Uneasy in Asia

From the November 2002 Trumpet Print Edition

Blood is thicker than water, or so the saying goes. This seems to be so in the case of the United States and Australia, which both have their roots in Western Europe. Despite its geographic location, which places it firmly in the Asian sphere, Australia has recently turned more pointedly toward the U.S. for friendship and security in an increasingly uneasy environment.

Australia has stepped up alongside its American friend both militarily, as in the case of deployments in South Asia and elsewhere, and economically, through increasing trade agreements. Australian Prime Minister John Howard has even proposed a bilateral free trade agreement between the two nations.

Although Asia continues to be Australia’s largest trading partner (accounting for 57 percent of Australia’s merchandise exports), major differences in religion, history, culture and economics make Australia something of an awkward fit in the Asian fold. Add to this the continual ethnic rivalry and increasingly frequent incidents of terrorist violence in Asia—most recent and drastic being the bombing that killed over 180 people and injured several hundred, many of these Australians, in Bali, Indonesia—and it becomes clear why Australia, particularly under its current government, has been looking to strengthen its ties with its old familiar friend, the United States.

Another major consideration of Australian security is its tiny population relative to the rest of the region (its closest neighbor, Indonesia, has over 230 million compared to Australia’s 19 million).

Australia supports the U.S. more than it does any other country in Asia. Prime Minister Howard embraced America after the September 11 attacks, invoking an Australia-New Zealand-U.S. (anzus) defense treaty and declaring the attacks to be an attack on Australia as well. He also committed Australian troops to the U.S.-led attack on Afghanistan.

An indication of the extent of the Australian swing toward the U.S. is contained in a recently released government report on its foreign affairs. “The ‘White Paper’ is a policy document, which is usually produced every five years. The last report produced in 1997 ranked the United States equally with Japan, China and Indonesia as countries where Australia had substantial interests. This year’s paper ranks no other country in order of importance to Australia—other than the United States” (Inter Press Service, Aug. 2).

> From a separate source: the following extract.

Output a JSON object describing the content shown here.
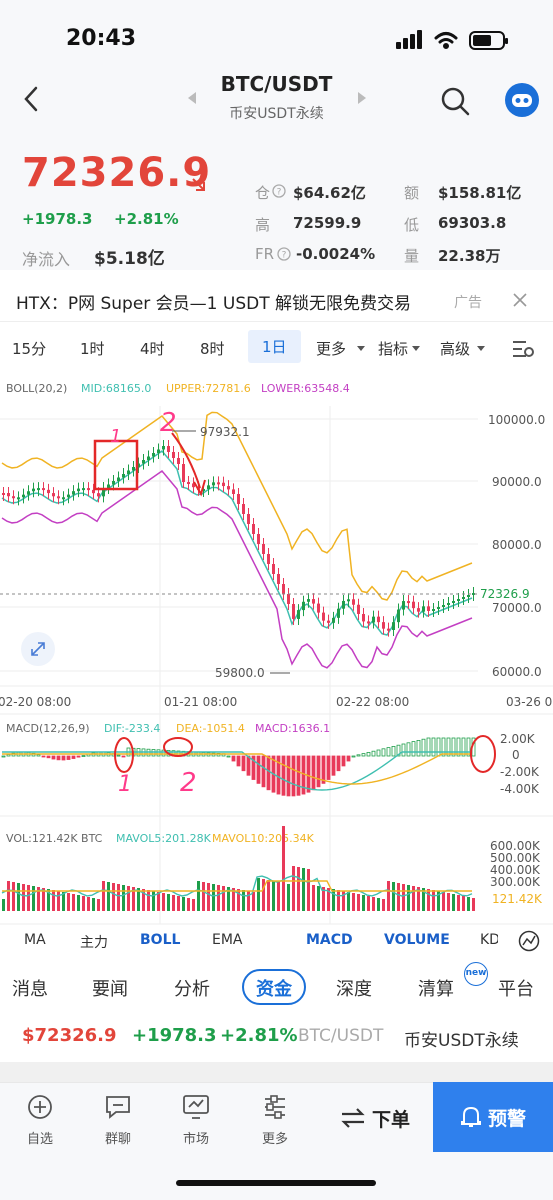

The recent loss and injury of Australian citizens as a result of the Bali bombing has sent significant shock waves through the nation. Indonesia is right on Australia’s front doorstep. The fear is, will the next terrorist act be within Australia’s shores? Time will tell whether strengthening its ties with the U.S. will provide it the additional security it is hoping for, or whether this will make it a greater target for further terror.